leaflet.
We are in possession of the most destructive explosive eVer devised

by man.

single one of our newly developed atomic bombs is actually the

equivalent in e>""P1osi.re pmofer to '''l".a~ 20~O of our giant B-29' s can carry
on a single mission.

'l'his awful faC":t ~s cne for you to ponder and we

solemnly assure you it is grimly

acc~rat~ .

We have just begun to use this weapon against your homeland.

If you

still have any doubt, make inquiry as to what happened to Hiroshima when
just one atomic bomb fell on that city.
Before using this bomb to destroy every resource of the military by
which they are prolonging this useless war, we ask that you no .. petition
the ilnperor to end the war.

Our President has outlined for you the

thirteen consequences of an honorable surrender:

We urge that you accept

these consequences and begin the work of building a new, better, and
peace-loving Japan.
You should take steps now to cease military

resist~~ce.

Otherwise,

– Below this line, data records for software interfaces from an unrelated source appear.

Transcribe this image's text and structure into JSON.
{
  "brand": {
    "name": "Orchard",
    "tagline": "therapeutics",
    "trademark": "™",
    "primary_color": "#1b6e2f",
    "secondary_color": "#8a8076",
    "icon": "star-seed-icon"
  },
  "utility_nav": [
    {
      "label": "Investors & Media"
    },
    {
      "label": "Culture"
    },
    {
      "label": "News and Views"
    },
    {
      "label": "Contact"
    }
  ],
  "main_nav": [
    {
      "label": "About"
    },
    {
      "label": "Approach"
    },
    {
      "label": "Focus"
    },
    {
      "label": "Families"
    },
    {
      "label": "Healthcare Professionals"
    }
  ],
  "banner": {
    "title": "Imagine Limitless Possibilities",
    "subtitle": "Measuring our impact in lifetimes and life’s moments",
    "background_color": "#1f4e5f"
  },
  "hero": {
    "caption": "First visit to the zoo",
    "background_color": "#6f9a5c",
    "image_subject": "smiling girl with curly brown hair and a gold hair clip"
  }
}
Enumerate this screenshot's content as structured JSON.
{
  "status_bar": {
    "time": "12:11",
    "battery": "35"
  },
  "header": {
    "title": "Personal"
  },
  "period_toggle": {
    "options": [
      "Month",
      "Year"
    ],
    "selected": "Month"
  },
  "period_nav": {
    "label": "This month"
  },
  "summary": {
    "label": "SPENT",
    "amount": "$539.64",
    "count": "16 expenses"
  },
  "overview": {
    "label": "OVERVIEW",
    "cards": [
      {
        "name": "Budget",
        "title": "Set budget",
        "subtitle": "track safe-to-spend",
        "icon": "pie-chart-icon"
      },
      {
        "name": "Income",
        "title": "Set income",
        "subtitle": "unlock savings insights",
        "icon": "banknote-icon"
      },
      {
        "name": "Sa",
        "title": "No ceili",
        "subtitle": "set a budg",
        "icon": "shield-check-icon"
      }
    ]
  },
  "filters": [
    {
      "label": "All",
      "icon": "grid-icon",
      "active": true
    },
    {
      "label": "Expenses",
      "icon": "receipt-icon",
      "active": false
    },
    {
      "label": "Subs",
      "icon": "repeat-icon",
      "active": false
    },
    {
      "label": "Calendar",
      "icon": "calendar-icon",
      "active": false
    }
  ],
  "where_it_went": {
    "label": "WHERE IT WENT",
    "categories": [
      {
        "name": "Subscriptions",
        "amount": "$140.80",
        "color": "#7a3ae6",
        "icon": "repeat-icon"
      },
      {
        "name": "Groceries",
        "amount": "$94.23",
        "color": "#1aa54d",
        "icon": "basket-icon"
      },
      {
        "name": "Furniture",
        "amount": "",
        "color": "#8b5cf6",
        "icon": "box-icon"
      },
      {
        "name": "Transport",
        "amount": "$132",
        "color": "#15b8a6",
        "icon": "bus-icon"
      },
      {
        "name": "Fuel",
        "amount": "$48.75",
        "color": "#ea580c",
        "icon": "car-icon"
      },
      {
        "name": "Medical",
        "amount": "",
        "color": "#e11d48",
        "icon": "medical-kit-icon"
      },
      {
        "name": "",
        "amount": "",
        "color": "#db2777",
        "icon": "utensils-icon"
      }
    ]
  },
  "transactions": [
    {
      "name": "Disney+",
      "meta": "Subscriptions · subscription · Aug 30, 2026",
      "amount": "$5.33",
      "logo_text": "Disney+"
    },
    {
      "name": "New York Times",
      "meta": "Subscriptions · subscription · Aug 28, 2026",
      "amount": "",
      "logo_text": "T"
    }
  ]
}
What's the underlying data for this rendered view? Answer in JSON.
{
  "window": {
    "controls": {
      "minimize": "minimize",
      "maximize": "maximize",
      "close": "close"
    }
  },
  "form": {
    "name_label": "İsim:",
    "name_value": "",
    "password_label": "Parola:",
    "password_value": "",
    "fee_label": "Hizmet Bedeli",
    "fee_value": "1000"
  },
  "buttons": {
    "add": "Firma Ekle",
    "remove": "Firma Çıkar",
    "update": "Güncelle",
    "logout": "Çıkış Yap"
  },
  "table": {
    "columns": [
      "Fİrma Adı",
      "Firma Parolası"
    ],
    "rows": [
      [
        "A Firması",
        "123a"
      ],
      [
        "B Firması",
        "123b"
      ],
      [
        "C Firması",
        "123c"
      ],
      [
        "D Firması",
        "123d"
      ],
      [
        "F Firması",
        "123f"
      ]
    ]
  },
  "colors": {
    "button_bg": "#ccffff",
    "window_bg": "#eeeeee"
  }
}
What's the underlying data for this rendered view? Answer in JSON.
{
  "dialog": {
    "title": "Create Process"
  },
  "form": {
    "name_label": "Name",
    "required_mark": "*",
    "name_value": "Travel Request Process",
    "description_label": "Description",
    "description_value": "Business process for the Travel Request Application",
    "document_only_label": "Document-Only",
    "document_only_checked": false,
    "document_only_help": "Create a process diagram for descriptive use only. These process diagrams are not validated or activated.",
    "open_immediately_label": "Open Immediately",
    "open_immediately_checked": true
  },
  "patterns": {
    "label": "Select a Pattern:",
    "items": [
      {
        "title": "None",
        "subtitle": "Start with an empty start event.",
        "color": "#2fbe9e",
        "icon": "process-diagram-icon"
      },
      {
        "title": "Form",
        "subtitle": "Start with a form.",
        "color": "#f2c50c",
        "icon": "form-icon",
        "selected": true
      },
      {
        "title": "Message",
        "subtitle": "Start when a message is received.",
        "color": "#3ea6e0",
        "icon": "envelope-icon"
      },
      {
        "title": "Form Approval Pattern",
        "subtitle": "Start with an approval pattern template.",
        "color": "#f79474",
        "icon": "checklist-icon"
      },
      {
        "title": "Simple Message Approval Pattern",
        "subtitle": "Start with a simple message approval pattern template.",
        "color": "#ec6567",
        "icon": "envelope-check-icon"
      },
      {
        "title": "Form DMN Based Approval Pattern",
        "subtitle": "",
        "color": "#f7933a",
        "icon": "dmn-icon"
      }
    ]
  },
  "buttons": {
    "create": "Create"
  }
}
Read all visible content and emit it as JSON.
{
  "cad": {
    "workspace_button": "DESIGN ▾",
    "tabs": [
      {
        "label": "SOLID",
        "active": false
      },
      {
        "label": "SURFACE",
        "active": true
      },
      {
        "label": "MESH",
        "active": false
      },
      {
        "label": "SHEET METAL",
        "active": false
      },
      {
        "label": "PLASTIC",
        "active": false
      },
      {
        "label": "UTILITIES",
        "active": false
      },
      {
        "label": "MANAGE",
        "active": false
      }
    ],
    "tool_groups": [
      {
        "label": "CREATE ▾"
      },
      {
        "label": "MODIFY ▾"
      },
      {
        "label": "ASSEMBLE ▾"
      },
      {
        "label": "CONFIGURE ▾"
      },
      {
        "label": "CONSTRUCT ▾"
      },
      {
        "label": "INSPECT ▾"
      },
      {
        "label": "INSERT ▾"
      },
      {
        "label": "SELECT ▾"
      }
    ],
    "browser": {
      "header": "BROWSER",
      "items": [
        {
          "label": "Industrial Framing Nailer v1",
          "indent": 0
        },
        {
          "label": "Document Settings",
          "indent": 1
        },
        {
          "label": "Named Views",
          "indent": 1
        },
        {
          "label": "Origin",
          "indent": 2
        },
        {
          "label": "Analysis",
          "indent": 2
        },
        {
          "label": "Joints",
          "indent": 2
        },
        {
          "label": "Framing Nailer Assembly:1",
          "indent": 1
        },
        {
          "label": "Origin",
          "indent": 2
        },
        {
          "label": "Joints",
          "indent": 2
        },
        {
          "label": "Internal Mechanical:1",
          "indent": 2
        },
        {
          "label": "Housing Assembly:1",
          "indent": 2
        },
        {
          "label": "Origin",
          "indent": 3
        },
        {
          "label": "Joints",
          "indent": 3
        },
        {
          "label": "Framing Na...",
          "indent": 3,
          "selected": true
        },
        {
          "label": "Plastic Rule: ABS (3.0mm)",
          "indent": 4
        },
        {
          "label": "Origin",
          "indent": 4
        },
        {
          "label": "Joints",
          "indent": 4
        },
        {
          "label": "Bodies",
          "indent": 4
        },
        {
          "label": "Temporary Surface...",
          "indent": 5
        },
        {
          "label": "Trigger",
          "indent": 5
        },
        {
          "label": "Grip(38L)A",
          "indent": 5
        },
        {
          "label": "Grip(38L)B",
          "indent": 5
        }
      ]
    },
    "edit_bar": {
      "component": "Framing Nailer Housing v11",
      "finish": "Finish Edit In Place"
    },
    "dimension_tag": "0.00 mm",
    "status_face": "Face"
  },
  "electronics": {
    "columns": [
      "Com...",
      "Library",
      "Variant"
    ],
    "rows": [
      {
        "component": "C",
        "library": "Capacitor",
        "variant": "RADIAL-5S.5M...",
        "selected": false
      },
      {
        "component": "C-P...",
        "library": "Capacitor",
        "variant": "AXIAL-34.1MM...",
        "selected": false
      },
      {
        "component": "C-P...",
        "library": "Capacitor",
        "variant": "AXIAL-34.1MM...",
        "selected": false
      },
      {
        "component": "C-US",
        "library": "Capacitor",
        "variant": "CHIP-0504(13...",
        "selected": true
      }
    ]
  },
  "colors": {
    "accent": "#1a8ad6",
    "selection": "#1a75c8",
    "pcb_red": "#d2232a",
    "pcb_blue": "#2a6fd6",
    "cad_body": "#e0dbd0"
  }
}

we shall resolutely employ this bomb and all our other superior weapons
to promptly ahd forcefully end the war.